_WHAT NEEDS TO BE DONE_:
Would you copy all lines in the data that contain the word "Interfaces"?

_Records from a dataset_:

*** Begin section ***

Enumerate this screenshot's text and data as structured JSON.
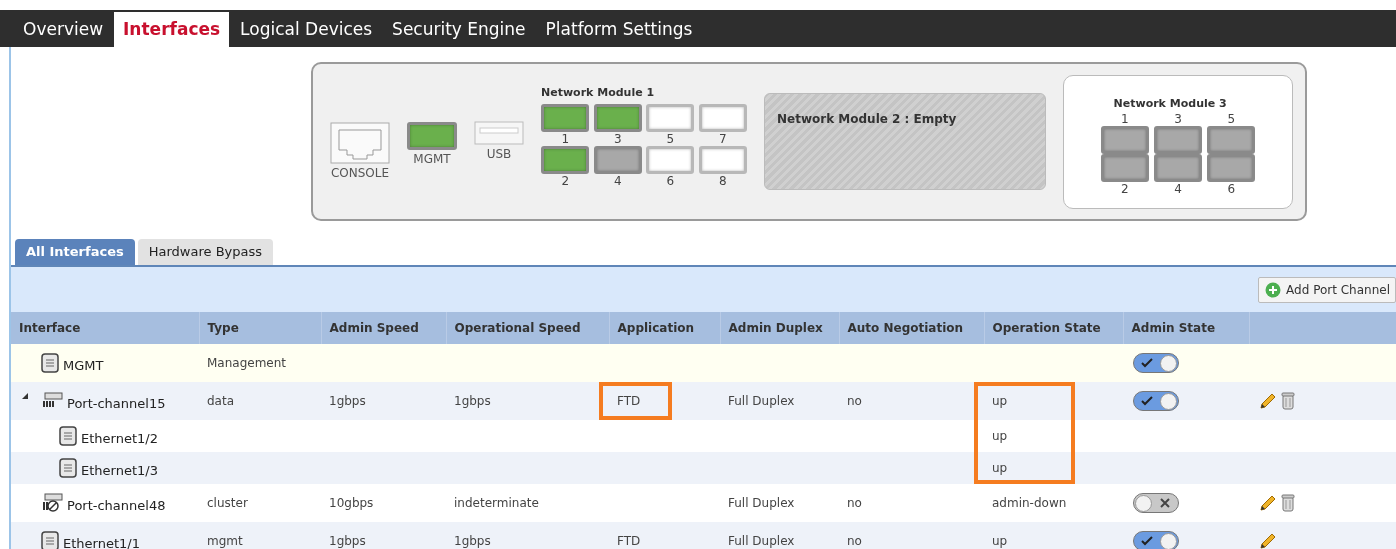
{
  "nav": {
    "tabs": [
      {
        "label": "Overview",
        "selected": false
      },
      {
        "label": "Interfaces",
        "selected": true
      },
      {
        "label": "Logical Devices",
        "selected": false
      },
      {
        "label": "Security Engine",
        "selected": false
      },
      {
        "label": "Platform Settings",
        "selected": false
      }
    ]
  },
  "chassis": {
    "console": "CONSOLE",
    "mgmt": {
      "label": "MGMT",
      "kind": "up"
    },
    "usb": "USB",
    "modules": [
      {
        "kind": "onboard",
        "title": "Network Module 1",
        "top_row": [
          {
            "label": "1",
            "kind": "up"
          },
          {
            "label": "3",
            "kind": "up"
          },
          {
            "label": "5",
            "kind": "empty"
          },
          {
            "label": "7",
            "kind": "empty"
          }
        ],
        "bottom_row": [
          {
            "label": "2",
            "kind": "up"
          },
          {
            "label": "4",
            "kind": "down"
          },
          {
            "label": "6",
            "kind": "empty"
          },
          {
            "label": "8",
            "kind": "empty"
          }
        ]
      },
      {
        "kind": "empty",
        "title": "Network Module 2 : Empty"
      },
      {
        "kind": "expansion",
        "title": "Network Module 3",
        "top_row": [
          {
            "label": "1",
            "kind": "down"
          },
          {
            "label": "3",
            "kind": "down"
          },
          {
            "label": "5",
            "kind": "down"
          }
        ],
        "bottom_row": [
          {
            "label": "2",
            "kind": "down"
          },
          {
            "label": "4",
            "kind": "down"
          },
          {
            "label": "6",
            "kind": "down"
          }
        ]
      }
    ]
  },
  "subtabs": [
    {
      "label": "All Interfaces",
      "selected": true
    },
    {
      "label": "Hardware Bypass",
      "selected": false
    }
  ],
  "toolbar": {
    "button": "Add Port Channel"
  },
  "columns": [
    "Interface",
    "Type",
    "Admin Speed",
    "Operational Speed",
    "Application",
    "Admin Duplex",
    "Auto Negotiation",
    "Operation State",
    "Admin State"
  ],
  "rows": [
    {
      "interface": "MGMT",
      "kind": "port",
      "selected": true,
      "type": "Management",
      "admin_state": {
        "on": true
      }
    },
    {
      "interface": "Port-channel15",
      "kind": "port-channel",
      "selected": false,
      "expanded": true,
      "type": "data",
      "admin_speed": "1gbps",
      "operational_speed": "1gbps",
      "application": "FTD",
      "application_highlighted": true,
      "admin_duplex": "Full Duplex",
      "auto_negotiation": "no",
      "operation_state": "up",
      "operation_state_highlighted": true,
      "admin_state": {
        "on": true
      },
      "editable": true,
      "deletable": true,
      "children": [
        {
          "interface": "Ethernet1/2",
          "kind": "port",
          "selected": false,
          "operation_state": "up",
          "operation_state_highlighted": true
        },
        {
          "interface": "Ethernet1/3",
          "kind": "port",
          "selected": false,
          "operation_state": "up",
          "operation_state_highlighted": true
        }
      ]
    },
    {
      "interface": "Port-channel48",
      "kind": "port-channel-off",
      "selected": false,
      "type": "cluster",
      "admin_speed": "10gbps",
      "operational_speed": "indeterminate",
      "admin_duplex": "Full Duplex",
      "auto_negotiation": "no",
      "operation_state": "admin-down",
      "admin_state": {
        "on": false
      },
      "editable": true,
      "deletable": true
    },
    {
      "interface": "Ethernet1/1",
      "kind": "port",
      "selected": false,
      "type": "mgmt",
      "admin_speed": "1gbps",
      "operational_speed": "1gbps",
      "application": "FTD",
      "admin_duplex": "Full Duplex",
      "auto_negotiation": "no",
      "operation_state": "up",
      "admin_state": {
        "on": true
      },
      "editable": true,
      "deletable": false
    }
  ]
}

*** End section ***

_EXERCISE RESPONSE_:
        "label": "Interfaces",
      "label": "All Interfaces",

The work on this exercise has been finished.